WORTHINGTON – According to Worthington Mayor Al Oberloh, concerns about the health and safety of the Northland Mall have progressed from beyond the old K-Mart portion of the building to the commons area and throughout the building.
“The conditions of the mall have failed greatly,” Oberloh said. “Now that spring is coming, we’re very concerned about mold issues; we’re concerned about all the water on the floor. That it’s going to be a ‘slip and fall’ situation.”
Inside the mall, the steady drip, drip, drip of water can be heard as water falls from the ceiling into a variety of containers. Five-gallon pails, garbage cans and even empty coffee receptacles
catch the drops that fall. In some places, the water is dripping straight down, splashing across unprotected floors. Ceiling tiles are missing from above, and in some areas, the tiles are lying where they landed when they fell.
A senior citizen walking the mall Thursday said he was almost hit with falling ceiling tiles several days ago.
“Three tiles fell down right next to me and made quite a noise,” said the man, who preferred not to be named. “There was a lot of water on the floor.”
The man, who said he spent 33 years as a custodian for the local school district, has watched the mall deteriorate during his 5 to 6 years of mall walking.
“People keep moving out. There’s been piles of dust and dirt in the same places for weeks,” he said. “I’m almost to the point that I look forward to the mall closing.”
Like others, the man questioned why the owner has allowed the mall to fall into such disrepair. He also wondered why the owner can continue to own and buy other malls without fixing the Northland Mall.

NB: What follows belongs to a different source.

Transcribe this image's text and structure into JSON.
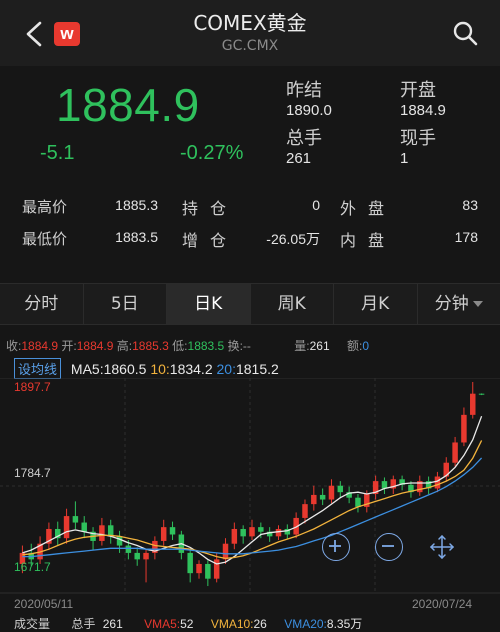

The city, however, does not have a way to force a business owner to change his property until it because a health or safety issue. According to Worthington Building Official Armand Eshleman, that time has arrived. He and Brad Chapulis, Worthington Director of Community/Economic Development, walked the mall several weeks ago, which is what prompted city action.

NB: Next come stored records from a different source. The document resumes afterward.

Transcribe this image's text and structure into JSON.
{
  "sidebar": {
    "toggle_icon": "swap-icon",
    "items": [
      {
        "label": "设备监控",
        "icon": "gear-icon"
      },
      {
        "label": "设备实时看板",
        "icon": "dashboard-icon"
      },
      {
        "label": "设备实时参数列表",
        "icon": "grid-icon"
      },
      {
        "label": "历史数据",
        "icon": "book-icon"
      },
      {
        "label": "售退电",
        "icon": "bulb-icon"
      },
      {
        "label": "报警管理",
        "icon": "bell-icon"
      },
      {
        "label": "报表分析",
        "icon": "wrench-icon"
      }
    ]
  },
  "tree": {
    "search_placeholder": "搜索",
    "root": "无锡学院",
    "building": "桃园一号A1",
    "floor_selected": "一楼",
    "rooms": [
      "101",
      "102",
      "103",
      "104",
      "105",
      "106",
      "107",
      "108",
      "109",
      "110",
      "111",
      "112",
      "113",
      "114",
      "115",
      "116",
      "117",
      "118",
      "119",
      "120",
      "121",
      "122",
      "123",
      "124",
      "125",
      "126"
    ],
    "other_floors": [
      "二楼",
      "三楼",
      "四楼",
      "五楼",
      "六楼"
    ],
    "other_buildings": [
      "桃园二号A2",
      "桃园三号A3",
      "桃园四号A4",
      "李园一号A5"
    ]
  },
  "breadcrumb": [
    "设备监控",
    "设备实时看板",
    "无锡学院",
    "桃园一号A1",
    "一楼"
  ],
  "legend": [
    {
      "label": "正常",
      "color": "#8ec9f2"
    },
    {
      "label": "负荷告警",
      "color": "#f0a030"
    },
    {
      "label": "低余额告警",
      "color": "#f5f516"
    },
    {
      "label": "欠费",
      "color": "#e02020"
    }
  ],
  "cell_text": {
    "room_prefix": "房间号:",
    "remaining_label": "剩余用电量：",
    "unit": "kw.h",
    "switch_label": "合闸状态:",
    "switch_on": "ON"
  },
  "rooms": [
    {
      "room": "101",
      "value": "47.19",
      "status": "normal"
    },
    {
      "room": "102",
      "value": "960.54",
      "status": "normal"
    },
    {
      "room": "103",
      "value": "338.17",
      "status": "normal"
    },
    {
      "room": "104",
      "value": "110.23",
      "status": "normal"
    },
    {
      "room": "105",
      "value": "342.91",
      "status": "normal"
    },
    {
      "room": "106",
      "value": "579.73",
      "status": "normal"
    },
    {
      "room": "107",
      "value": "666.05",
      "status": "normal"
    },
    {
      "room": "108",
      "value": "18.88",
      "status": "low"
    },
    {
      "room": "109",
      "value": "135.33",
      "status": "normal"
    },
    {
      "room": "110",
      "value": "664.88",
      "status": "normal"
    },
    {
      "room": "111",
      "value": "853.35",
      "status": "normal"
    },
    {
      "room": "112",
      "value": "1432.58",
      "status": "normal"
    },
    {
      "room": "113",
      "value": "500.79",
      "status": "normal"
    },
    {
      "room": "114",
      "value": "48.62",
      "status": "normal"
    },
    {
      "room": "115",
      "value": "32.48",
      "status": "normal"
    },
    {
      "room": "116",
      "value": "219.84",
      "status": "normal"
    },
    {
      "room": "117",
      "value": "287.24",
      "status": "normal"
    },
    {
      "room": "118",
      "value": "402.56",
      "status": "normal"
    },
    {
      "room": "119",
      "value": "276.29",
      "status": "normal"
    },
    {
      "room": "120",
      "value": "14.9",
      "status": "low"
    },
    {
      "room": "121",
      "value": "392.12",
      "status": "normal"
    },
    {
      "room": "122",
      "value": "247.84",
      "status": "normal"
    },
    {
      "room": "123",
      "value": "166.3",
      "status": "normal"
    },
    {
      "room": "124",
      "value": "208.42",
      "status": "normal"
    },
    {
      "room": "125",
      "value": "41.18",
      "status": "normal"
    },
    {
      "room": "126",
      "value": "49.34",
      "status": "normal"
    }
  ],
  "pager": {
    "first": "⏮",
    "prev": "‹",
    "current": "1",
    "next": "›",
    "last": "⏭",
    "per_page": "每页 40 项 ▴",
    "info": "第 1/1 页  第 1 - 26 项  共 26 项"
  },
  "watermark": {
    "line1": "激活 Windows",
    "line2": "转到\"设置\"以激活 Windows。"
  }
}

“The city has to be proactive,” Oberloh said. “We can’t allow something that is in that kind of condition to continue to stay open – for the health and safety of the people who live here and use it.”

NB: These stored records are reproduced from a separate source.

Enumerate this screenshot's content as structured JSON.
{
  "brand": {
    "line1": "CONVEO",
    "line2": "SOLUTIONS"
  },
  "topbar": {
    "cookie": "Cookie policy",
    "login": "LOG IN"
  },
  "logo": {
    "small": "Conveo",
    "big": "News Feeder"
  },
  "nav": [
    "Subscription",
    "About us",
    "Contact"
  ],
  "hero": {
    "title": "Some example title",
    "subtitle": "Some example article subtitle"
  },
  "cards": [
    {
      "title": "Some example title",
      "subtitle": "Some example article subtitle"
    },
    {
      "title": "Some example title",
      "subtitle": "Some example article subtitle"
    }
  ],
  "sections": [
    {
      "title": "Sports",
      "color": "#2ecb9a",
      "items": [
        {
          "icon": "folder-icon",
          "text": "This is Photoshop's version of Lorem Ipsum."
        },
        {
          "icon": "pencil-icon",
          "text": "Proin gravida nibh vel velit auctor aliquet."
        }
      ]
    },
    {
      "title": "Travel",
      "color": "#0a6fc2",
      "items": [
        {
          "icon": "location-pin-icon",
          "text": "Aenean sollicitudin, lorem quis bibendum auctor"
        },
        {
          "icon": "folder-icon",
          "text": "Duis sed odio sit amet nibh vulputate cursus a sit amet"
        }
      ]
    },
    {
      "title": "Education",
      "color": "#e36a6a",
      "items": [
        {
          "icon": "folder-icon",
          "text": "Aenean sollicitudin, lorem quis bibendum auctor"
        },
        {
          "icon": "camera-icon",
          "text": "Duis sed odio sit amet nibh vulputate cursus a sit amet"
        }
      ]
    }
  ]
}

Another letter has been sent to mall owner Mike Kohen, letting him know he has 30 days to file an abatement plan with the city of Worthington. He is ordered to repair, rehabilitate, demolish or remove the unsafe conditions. Failure to comply, the letter states, will result with the matter being forwarded to the city attorney for action.
The letter is similar to one that was sent to Kohen regarding the K-Mart portion of the mall. Kohen never responded to that letter, and the matter has since moved to the courts.
The city is funding a study to determine of that section of the mall can be repaired or must be demolished. Any cost associated with doing so would be charged back to Kohen on his property taxes, but that isn’t a very frightening threat to a building owner that hasn’t paid his taxes on the building for over a year.
“We’re moving forward,” Oberloh said. “We’re not doing it to be a thorn in his side – we’re doing it strictly for health and safety issues.”
The letter states the lack of maintenance has resulted in roofing membrane failure and water intrusion, which is obvious to anyone who enters the mall. The roof coverings are saturated, suspended ceiling tiles are compromised, and the HVAC systems in some public areas are non-functional.
Eshleman said he and others were up on the roof during the K-Mart inspection, and pieces were missing from heat exchangers. The temperature in the mall on Thursday mid-morning was 58 degrees. The mall walker said he stops each day while walking to check the digital thermostat on the wall in a main hallway. Some days, he said, the temperature was as low as 52 degrees.
According to the letter sent to Kohen, the lack of ventilation, high levels of humidity and bulk water entering the building may be leading to an unhealthy environment. It is hard to disagree when large garbage cans half full of dirty, yellowing water can be observed by anyone who walks by. Moving forward is not an easy process.
Kohen, whose real name is Mehran Kohansieh, has hidden behind multiple aliases and has more than a handful of judgments against him in other states. Phone calls to Kohen and the Northland Mall management have not been returned.